Work order :: Quote every line below exactly as it reads.

(Beginning of Given data)

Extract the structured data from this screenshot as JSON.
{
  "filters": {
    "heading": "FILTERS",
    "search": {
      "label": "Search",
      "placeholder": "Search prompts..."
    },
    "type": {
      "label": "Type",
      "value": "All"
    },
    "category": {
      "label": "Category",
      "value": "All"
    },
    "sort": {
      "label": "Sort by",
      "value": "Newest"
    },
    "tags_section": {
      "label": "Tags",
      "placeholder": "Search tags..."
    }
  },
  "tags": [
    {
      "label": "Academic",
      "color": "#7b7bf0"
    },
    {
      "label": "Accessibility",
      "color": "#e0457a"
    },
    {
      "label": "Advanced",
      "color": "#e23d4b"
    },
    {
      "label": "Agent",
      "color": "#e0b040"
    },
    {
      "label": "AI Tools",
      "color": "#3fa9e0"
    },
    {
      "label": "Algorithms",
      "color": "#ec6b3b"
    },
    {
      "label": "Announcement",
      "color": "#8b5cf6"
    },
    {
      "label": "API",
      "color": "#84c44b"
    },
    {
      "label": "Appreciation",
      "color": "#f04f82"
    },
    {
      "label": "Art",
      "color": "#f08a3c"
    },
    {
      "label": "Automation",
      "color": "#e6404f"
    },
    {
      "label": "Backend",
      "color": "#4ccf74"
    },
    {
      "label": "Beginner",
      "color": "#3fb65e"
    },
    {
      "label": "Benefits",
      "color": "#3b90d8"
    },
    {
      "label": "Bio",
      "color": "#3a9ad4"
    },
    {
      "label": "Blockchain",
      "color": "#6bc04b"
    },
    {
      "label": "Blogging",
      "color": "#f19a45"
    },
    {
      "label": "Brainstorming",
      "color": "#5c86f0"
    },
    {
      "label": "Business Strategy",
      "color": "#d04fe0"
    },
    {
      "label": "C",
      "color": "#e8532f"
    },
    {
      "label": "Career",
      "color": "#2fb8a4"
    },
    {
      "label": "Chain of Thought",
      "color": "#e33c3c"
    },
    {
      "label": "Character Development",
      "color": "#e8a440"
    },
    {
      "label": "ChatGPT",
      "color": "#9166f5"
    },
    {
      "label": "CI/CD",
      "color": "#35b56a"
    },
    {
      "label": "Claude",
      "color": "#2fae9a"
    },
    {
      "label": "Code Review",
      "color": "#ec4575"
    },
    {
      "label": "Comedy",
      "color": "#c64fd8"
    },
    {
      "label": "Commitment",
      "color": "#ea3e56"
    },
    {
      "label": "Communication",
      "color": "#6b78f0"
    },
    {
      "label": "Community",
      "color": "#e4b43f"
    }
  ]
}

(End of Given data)

Problem solution ::
Extract the structured data from this screenshot as JSON.
{
  "filters": {
    "heading": "FILTERS",
    "search": {
      "label": "Search",
      "placeholder": "Search prompts..."
    },
    "type": {
      "label": "Type",
      "value": "All"
    },
    "category": {
      "label": "Category",
      "value": "All"
    },
    "sort": {
      "label": "Sort by",
      "value": "Newest"
    },
    "tags_section": {
      "label": "Tags",
      "placeholder": "Search tags..."
    }
  },
  "tags": [
    {
      "label": "Academic",
      "color": "#7b7bf0"
    },
    {
      "label": "Accessibility",
      "color": "#e0457a"
    },
    {
      "label": "Advanced",
      "color": "#e23d4b"
    },
    {
      "label": "Agent",
      "color": "#e0b040"
    },
    {
      "label": "AI Tools",
      "color": "#3fa9e0"
    },
    {
      "label": "Algorithms",
      "color": "#ec6b3b"
    },
    {
      "label": "Announcement",
      "color": "#8b5cf6"
    },
    {
      "label": "API",
      "color": "#84c44b"
    },
    {
      "label": "Appreciation",
      "color": "#f04f82"
    },
    {
      "label": "Art",
      "color": "#f08a3c"
    },
    {
      "label": "Automation",
      "color": "#e6404f"
    },
    {
      "label": "Backend",
      "color": "#4ccf74"
    },
    {
      "label": "Beginner",
      "color": "#3fb65e"
    },
    {
      "label": "Benefits",
      "color": "#3b90d8"
    },
    {
      "label": "Bio",
      "color": "#3a9ad4"
    },
    {
      "label": "Blockchain",
      "color": "#6bc04b"
    },
    {
      "label": "Blogging",
      "color": "#f19a45"
    },
    {
      "label": "Brainstorming",
      "color": "#5c86f0"
    },
    {
      "label": "Business Strategy",
      "color": "#d04fe0"
    },
    {
      "label": "C",
      "color": "#e8532f"
    },
    {
      "label": "Career",
      "color": "#2fb8a4"
    },
    {
      "label": "Chain of Thought",
      "color": "#e33c3c"
    },
    {
      "label": "Character Development",
      "color": "#e8a440"
    },
    {
      "label": "ChatGPT",
      "color": "#9166f5"
    },
    {
      "label": "CI/CD",
      "color": "#35b56a"
    },
    {
      "label": "Claude",
      "color": "#2fae9a"
    },
    {
      "label": "Code Review",
      "color": "#ec4575"
    },
    {
      "label": "Comedy",
      "color": "#c64fd8"
    },
    {
      "label": "Commitment",
      "color": "#ea3e56"
    },
    {
      "label": "Communication",
      "color": "#6b78f0"
    },
    {
      "label": "Community",
      "color": "#e4b43f"
    }
  ]
}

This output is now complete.